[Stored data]
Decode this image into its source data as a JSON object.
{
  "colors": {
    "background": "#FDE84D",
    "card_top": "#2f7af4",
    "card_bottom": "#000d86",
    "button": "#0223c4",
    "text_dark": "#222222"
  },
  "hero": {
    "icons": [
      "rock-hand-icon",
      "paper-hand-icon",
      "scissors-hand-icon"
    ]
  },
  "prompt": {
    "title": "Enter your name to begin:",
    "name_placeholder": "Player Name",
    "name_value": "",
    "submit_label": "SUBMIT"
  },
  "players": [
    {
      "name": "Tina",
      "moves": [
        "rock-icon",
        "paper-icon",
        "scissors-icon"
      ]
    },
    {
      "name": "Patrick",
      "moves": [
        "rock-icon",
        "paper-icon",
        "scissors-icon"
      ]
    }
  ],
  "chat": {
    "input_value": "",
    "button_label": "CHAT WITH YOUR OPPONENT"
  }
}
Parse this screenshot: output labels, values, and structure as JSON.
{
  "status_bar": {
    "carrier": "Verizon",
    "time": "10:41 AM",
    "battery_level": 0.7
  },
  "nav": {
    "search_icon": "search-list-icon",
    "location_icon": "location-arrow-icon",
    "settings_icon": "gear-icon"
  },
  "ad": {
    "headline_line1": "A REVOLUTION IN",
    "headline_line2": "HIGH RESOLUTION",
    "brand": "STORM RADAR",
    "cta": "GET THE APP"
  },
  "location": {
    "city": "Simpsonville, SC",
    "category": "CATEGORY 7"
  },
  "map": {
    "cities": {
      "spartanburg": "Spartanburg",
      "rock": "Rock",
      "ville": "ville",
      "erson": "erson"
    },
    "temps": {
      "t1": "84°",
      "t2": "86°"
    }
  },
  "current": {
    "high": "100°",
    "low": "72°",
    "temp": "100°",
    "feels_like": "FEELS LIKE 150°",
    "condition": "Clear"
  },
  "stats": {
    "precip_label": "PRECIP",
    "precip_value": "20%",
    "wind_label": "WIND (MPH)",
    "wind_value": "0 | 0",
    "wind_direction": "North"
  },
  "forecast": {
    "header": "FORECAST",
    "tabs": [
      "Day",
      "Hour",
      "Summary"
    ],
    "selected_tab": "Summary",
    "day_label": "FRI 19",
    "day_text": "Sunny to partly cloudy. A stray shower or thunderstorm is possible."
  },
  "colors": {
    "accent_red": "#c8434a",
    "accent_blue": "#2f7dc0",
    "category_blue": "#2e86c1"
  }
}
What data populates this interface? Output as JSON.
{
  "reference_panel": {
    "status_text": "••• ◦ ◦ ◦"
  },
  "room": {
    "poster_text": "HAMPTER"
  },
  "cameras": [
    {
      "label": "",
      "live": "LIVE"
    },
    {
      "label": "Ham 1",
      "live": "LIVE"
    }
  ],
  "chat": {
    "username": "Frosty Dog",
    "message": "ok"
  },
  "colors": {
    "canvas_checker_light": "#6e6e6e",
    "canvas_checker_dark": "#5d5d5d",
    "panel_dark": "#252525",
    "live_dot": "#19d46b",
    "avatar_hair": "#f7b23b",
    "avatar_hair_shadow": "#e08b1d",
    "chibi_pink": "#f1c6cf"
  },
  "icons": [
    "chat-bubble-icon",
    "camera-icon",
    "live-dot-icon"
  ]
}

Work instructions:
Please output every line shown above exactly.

Answer space:
Decode this image into its source data as a JSON object.
{
  "colors": {
    "background": "#FDE84D",
    "card_top": "#2f7af4",
    "card_bottom": "#000d86",
    "button": "#0223c4",
    "text_dark": "#222222"
  },
  "hero": {
    "icons": [
      "rock-hand-icon",
      "paper-hand-icon",
      "scissors-hand-icon"
    ]
  },
  "prompt": {
    "title": "Enter your name to begin:",
    "name_placeholder": "Player Name",
    "name_value": "",
    "submit_label": "SUBMIT"
  },
  "players": [
    {
      "name": "Tina",
      "moves": [
        "rock-icon",
        "paper-icon",
        "scissors-icon"
      ]
    },
    {
      "name": "Patrick",
      "moves": [
        "rock-icon",
        "paper-icon",
        "scissors-icon"
      ]
    }
  ],
  "chat": {
    "input_value": "",
    "button_label": "CHAT WITH YOUR OPPONENT"
  }
}
Parse this screenshot: output labels, values, and structure as JSON.
{
  "status_bar": {
    "carrier": "Verizon",
    "time": "10:41 AM",
    "battery_level": 0.7
  },
  "nav": {
    "search_icon": "search-list-icon",
    "location_icon": "location-arrow-icon",
    "settings_icon": "gear-icon"
  },
  "ad": {
    "headline_line1": "A REVOLUTION IN",
    "headline_line2": "HIGH RESOLUTION",
    "brand": "STORM RADAR",
    "cta": "GET THE APP"
  },
  "location": {
    "city": "Simpsonville, SC",
    "category": "CATEGORY 7"
  },
  "map": {
    "cities": {
      "spartanburg": "Spartanburg",
      "rock": "Rock",
      "ville": "ville",
      "erson": "erson"
    },
    "temps": {
      "t1": "84°",
      "t2": "86°"
    }
  },
  "current": {
    "high": "100°",
    "low": "72°",
    "temp": "100°",
    "feels_like": "FEELS LIKE 150°",
    "condition": "Clear"
  },
  "stats": {
    "precip_label": "PRECIP",
    "precip_value": "20%",
    "wind_label": "WIND (MPH)",
    "wind_value": "0 | 0",
    "wind_direction": "North"
  },
  "forecast": {
    "header": "FORECAST",
    "tabs": [
      "Day",
      "Hour",
      "Summary"
    ],
    "selected_tab": "Summary",
    "day_label": "FRI 19",
    "day_text": "Sunny to partly cloudy. A stray shower or thunderstorm is possible."
  },
  "colors": {
    "accent_red": "#c8434a",
    "accent_blue": "#2f7dc0",
    "category_blue": "#2e86c1"
  }
}
What data populates this interface? Output as JSON.
{
  "reference_panel": {
    "status_text": "••• ◦ ◦ ◦"
  },
  "room": {
    "poster_text": "HAMPTER"
  },
  "cameras": [
    {
      "label": "",
      "live": "LIVE"
    },
    {
      "label": "Ham 1",
      "live": "LIVE"
    }
  ],
  "chat": {
    "username": "Frosty Dog",
    "message": "ok"
  },
  "colors": {
    "canvas_checker_light": "#6e6e6e",
    "canvas_checker_dark": "#5d5d5d",
    "panel_dark": "#252525",
    "live_dot": "#19d46b",
    "avatar_hair": "#f7b23b",
    "avatar_hair_shadow": "#e08b1d",
    "chibi_pink": "#f1c6cf"
  },
  "icons": [
    "chat-bubble-icon",
    "camera-icon",
    "live-dot-icon"
  ]
}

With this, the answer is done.